The answer should be each line from the entries below that has the word "settings" in it.

*** Data extracts ***

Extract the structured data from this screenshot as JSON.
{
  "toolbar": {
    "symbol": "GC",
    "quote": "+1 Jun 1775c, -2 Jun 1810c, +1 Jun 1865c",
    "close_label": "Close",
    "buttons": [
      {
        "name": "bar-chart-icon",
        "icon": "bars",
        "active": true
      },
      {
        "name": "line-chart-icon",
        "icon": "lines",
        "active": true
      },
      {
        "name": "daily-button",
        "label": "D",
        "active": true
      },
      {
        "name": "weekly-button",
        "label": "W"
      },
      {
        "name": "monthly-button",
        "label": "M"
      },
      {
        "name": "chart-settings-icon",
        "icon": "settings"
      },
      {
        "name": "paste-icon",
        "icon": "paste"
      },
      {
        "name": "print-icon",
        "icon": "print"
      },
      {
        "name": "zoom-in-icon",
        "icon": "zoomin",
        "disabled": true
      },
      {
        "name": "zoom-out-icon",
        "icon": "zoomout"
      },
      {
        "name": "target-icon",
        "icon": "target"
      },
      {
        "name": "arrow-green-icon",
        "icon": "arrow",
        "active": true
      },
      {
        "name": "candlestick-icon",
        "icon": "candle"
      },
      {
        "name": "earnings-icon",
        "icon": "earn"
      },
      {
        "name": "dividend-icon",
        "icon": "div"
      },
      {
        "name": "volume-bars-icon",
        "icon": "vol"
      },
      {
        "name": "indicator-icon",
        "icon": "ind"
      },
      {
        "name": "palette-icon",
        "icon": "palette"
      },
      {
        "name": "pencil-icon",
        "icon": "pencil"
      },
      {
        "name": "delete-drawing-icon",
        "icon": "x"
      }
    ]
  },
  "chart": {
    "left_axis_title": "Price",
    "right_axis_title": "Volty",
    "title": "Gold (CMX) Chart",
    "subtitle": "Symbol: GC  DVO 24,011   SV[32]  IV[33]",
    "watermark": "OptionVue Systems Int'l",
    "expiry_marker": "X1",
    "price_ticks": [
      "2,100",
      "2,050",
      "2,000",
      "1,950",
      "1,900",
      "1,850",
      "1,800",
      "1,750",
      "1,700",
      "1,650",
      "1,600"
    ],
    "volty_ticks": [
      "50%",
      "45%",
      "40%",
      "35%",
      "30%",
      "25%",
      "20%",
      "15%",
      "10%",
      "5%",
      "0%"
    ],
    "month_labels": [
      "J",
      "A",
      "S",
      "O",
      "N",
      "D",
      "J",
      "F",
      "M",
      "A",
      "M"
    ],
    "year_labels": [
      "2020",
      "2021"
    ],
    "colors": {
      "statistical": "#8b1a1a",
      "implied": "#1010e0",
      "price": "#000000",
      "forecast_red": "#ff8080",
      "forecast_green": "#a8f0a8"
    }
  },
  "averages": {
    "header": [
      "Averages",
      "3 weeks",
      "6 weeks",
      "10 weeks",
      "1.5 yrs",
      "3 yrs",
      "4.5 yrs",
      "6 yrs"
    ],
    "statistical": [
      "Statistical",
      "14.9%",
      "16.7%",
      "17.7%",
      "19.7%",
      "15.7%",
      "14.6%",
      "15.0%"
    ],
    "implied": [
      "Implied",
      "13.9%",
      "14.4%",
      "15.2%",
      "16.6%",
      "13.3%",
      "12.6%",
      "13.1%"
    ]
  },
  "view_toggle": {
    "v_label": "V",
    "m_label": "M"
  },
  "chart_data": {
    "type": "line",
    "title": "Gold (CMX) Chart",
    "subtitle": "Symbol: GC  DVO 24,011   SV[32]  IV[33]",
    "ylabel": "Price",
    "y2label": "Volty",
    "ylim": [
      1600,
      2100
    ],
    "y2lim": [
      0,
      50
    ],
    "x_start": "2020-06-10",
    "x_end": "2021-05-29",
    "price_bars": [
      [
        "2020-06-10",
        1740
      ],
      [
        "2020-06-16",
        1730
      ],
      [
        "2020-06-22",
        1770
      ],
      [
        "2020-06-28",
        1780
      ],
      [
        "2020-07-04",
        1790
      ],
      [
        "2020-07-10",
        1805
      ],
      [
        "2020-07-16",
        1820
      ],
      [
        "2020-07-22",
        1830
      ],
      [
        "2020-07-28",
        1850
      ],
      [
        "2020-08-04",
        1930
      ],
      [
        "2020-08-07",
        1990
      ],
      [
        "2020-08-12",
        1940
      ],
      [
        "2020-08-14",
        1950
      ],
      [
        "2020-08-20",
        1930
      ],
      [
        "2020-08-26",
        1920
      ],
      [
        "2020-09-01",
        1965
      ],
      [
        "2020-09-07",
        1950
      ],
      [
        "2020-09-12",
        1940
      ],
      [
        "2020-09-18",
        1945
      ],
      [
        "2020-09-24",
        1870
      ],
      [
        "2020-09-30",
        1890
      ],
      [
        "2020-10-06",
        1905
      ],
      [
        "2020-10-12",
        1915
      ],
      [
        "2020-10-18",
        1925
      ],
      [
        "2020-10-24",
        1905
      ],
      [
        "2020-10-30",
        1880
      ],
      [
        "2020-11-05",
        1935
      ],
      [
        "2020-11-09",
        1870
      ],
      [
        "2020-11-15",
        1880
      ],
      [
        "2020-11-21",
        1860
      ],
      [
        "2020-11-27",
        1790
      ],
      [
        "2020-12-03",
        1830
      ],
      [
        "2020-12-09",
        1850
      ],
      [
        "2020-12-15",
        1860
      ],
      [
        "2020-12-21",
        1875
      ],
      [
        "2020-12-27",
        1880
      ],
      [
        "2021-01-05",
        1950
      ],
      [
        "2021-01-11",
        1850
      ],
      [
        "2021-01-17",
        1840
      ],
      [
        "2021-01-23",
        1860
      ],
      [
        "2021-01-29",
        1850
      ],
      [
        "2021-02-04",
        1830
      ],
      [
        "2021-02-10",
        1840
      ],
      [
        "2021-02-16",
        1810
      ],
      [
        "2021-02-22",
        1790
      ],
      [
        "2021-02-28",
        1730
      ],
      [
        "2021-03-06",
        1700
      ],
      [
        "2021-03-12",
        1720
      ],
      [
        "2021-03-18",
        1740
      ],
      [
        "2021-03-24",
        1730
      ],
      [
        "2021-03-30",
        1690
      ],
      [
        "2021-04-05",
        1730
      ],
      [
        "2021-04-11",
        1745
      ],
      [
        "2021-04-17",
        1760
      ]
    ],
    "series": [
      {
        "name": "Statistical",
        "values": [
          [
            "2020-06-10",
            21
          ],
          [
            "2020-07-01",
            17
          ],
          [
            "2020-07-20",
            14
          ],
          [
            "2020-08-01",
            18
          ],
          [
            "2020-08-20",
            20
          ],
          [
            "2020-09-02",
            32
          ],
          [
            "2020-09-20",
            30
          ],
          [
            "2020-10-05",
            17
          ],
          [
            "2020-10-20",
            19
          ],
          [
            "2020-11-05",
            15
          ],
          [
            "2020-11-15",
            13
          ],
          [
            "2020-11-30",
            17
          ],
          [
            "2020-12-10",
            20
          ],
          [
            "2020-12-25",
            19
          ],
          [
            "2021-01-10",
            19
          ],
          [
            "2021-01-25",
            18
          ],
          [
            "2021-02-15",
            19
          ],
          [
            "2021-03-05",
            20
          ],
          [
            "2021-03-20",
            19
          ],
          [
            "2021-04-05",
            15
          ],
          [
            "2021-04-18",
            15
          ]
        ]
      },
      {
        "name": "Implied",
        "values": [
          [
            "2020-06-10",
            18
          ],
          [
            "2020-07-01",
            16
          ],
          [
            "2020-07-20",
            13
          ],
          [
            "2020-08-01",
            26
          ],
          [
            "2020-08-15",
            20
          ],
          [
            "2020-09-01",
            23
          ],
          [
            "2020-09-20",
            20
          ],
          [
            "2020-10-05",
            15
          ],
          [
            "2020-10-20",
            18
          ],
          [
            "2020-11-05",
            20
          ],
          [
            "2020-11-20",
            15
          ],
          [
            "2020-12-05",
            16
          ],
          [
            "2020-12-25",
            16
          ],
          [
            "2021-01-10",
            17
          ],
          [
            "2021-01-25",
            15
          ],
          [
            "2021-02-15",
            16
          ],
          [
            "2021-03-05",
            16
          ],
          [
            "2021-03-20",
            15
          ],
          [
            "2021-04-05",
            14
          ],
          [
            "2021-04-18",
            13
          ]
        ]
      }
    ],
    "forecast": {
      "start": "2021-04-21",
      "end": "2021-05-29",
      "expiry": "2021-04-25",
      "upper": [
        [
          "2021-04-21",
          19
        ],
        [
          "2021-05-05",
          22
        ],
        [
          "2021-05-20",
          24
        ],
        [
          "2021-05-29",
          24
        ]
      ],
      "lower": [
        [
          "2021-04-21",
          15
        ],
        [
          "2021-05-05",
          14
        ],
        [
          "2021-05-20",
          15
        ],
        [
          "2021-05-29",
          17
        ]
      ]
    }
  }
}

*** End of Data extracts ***

■ Task output
        "name": "chart-settings-icon",
        "icon": "settings"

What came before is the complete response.